Benghazi, Libya - Four foreigners detained on suspicion of proselytizing Christianity in Libya have been accused of espionage, a senior security official said on Monday.

Libyan officials say that the group includes a Swedish-American, a South Korean, a South African and an Egyptian.

The police chief behind the detention, Abdel-Salam el-Barghathi, told The Associated Press that embassy officials have been allowed access to the four, but that the group has raised suspicions by refusing to meet any.

Speaking to the AP while in detention flanked by Libyan security officials, Egyptian detainee Sherif Ramsis said he was on a missionary trip to Libya to spread Christianity, but was not aware of espionage allegations against him.

Ramsis said he runs a print shop and frequently visits neighboring Libya. He acknowledged that he wants to spread Christianity there.

Officials said that the group was arrested last week in the eastern city of Benghazi with tens of thousands of Christian books, booklets and stickers, mostly directed towards children, in their possession.

Ramsis said that he did not request assistance from the Egyptian embassy in Libya because he assumed authorities would not assist him. Egypt is the Arab world's largest Muslim country and is also home to the largest Christian minority in the Middle East.

“Everything is in God's hand,” Ramsis said, admitting that he was in fact on a proselytizing mission in Libya.

Libya has just a handful of churches. Spreading Christianity was banned under the regime of Moammar Gadhafi, who ruled the majority Muslim North African nation for more than four decades until he was killed in the nation's 2011 civil war.

Following Libya's uprising, Islamist militants have grown bolder in the absence of a strong military or police force. Last September, an attack in Benghazi by suspected Islamist militants killed U.S. Ambassador Chris Stevens and three other Americans. The International Committee of the Red Cross temporarily suspended activities in Benghazi after its offices were attacked and its personnel accused of spreading Christianity last year.

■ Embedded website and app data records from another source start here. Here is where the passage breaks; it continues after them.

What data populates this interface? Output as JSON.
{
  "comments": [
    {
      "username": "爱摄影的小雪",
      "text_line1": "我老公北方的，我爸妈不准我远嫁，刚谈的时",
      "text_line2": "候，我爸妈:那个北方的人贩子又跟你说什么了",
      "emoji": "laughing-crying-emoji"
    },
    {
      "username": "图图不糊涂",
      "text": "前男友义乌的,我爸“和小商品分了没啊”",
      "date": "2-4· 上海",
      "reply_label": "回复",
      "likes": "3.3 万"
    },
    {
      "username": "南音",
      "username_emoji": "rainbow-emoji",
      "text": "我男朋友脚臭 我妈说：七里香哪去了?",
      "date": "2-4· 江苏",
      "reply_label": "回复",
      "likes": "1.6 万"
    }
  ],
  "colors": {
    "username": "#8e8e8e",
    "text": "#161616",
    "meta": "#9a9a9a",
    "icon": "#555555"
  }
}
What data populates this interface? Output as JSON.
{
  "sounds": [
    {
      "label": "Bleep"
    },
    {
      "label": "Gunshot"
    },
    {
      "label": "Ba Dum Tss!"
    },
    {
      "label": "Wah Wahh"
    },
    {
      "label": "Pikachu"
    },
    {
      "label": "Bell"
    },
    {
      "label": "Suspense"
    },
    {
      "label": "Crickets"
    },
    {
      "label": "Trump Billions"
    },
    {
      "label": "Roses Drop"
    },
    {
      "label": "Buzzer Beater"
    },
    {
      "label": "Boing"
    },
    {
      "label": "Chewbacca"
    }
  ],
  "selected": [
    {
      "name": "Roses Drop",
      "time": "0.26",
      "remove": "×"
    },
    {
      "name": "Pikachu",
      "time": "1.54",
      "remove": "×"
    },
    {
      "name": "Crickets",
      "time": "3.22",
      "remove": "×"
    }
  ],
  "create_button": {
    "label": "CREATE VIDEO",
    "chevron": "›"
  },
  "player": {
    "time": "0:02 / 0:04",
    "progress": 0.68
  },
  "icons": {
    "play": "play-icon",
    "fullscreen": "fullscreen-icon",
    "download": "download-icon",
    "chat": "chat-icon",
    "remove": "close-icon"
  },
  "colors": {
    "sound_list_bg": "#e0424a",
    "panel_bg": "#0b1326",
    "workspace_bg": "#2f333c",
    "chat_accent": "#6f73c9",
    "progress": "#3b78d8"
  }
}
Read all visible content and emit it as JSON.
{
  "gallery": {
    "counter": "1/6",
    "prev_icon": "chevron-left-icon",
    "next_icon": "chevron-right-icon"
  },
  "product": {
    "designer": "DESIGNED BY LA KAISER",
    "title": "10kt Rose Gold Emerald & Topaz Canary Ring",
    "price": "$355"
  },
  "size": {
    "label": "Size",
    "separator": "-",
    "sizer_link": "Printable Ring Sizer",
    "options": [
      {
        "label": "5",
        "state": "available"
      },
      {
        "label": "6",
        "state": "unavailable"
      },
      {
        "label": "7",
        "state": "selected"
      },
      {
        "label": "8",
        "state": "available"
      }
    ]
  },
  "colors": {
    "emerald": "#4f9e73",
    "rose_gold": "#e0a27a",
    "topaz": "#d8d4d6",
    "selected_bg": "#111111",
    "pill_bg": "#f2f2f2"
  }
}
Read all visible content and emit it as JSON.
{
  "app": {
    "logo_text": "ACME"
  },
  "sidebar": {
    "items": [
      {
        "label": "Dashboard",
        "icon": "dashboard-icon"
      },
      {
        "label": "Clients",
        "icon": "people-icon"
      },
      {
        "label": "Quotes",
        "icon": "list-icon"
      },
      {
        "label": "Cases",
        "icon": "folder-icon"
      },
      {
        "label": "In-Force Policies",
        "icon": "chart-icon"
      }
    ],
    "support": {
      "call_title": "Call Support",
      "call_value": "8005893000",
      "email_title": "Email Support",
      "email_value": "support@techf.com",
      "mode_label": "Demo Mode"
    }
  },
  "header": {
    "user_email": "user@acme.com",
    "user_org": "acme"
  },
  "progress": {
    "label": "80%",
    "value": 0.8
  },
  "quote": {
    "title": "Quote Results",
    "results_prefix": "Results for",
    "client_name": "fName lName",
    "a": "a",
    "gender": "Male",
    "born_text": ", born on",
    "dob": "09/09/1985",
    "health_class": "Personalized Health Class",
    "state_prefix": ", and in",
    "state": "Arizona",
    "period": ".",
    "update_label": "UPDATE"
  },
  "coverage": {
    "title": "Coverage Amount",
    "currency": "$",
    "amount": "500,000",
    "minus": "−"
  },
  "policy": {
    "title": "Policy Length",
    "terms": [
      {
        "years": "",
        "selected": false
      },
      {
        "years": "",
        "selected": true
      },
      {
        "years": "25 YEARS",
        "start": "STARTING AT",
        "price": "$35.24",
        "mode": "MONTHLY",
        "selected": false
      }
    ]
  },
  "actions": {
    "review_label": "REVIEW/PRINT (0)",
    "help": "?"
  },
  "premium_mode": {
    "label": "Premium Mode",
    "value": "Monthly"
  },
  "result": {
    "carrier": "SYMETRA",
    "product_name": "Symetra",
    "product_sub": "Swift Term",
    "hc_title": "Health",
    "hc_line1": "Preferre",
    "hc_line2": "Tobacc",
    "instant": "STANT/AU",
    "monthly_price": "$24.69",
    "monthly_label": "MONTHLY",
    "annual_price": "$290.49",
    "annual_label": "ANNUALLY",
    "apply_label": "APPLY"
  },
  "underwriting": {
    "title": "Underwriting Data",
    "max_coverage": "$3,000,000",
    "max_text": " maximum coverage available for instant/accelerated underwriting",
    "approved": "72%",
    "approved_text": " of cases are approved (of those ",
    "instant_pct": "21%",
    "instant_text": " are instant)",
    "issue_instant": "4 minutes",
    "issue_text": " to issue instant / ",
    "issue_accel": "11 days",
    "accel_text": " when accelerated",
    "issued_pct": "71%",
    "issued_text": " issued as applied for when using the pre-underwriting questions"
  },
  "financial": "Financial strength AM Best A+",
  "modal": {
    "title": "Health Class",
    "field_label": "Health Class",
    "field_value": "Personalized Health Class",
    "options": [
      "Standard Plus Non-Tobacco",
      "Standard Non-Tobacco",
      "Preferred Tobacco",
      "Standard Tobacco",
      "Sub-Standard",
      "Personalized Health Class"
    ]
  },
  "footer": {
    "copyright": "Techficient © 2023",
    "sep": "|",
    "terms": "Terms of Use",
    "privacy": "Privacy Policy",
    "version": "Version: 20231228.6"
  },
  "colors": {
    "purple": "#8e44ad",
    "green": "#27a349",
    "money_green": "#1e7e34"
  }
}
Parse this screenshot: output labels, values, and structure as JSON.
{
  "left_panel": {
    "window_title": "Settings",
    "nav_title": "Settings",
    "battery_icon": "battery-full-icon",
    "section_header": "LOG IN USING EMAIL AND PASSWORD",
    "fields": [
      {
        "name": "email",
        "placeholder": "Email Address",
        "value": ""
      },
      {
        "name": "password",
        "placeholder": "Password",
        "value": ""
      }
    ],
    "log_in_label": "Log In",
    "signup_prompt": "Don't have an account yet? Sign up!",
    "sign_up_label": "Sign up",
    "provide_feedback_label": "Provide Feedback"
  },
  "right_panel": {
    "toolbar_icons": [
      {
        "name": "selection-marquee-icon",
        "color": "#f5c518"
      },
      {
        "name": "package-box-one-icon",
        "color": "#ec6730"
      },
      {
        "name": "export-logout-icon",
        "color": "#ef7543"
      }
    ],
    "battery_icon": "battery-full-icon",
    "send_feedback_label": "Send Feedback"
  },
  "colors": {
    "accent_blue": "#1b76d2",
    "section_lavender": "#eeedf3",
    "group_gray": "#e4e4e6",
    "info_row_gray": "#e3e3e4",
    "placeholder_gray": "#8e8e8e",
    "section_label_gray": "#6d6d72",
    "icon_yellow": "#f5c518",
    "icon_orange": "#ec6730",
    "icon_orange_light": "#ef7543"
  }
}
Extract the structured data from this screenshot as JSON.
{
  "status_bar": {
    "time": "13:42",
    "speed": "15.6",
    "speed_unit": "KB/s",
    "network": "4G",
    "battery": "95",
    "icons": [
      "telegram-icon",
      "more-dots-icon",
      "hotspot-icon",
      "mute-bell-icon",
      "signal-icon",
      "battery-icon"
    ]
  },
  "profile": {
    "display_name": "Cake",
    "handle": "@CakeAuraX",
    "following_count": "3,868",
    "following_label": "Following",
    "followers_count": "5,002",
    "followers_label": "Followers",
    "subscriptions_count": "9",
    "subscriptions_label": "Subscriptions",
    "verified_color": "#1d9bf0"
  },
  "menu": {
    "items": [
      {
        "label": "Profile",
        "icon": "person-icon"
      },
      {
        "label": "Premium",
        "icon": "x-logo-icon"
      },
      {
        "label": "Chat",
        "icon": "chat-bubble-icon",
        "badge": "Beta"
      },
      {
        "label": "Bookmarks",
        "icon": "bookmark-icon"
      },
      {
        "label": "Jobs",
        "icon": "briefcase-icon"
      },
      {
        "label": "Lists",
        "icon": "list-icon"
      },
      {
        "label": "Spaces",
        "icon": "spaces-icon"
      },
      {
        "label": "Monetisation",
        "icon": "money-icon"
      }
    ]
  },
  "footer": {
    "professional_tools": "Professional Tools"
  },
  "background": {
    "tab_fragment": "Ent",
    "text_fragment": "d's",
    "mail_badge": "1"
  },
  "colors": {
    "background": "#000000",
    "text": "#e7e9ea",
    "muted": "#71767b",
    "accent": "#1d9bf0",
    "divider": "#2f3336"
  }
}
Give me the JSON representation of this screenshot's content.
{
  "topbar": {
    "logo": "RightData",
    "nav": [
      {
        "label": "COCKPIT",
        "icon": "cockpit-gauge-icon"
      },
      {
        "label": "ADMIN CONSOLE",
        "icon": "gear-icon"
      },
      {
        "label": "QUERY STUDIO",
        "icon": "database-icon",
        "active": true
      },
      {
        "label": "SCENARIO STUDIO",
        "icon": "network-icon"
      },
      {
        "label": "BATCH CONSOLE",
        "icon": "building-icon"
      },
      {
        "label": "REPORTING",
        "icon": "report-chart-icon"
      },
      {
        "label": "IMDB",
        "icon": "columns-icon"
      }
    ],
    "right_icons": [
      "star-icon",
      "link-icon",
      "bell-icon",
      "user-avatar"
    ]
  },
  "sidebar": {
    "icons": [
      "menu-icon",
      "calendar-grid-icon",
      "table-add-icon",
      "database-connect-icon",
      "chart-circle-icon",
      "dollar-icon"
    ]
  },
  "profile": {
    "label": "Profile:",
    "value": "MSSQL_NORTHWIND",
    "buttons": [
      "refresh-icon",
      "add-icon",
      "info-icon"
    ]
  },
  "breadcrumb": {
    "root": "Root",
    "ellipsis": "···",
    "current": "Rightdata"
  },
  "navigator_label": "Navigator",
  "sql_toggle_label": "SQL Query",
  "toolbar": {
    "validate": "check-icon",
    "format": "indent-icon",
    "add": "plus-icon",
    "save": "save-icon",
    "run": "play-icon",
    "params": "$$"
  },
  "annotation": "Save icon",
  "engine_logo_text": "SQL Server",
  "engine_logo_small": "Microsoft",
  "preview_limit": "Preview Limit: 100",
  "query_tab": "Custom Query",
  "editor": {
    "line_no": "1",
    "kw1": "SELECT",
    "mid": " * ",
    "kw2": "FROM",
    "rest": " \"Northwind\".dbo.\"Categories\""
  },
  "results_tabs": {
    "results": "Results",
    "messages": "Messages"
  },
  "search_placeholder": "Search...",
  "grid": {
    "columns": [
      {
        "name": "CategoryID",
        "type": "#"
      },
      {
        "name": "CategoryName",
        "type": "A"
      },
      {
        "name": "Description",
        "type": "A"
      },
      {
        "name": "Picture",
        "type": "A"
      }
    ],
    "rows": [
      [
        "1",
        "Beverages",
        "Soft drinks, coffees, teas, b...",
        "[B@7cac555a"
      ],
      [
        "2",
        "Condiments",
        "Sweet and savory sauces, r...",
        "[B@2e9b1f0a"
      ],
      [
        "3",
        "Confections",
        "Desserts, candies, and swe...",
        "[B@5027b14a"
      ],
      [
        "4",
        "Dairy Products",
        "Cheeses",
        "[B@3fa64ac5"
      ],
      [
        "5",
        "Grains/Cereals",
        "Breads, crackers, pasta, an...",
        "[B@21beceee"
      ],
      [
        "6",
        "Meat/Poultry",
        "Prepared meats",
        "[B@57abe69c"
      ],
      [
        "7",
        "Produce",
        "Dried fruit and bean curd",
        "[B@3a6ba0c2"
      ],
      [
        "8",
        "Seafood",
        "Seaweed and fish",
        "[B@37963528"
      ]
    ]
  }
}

The arrests also come as group of nuns who worked in Libya's east for nearly 90 years have suspended their work. - Sapa-AP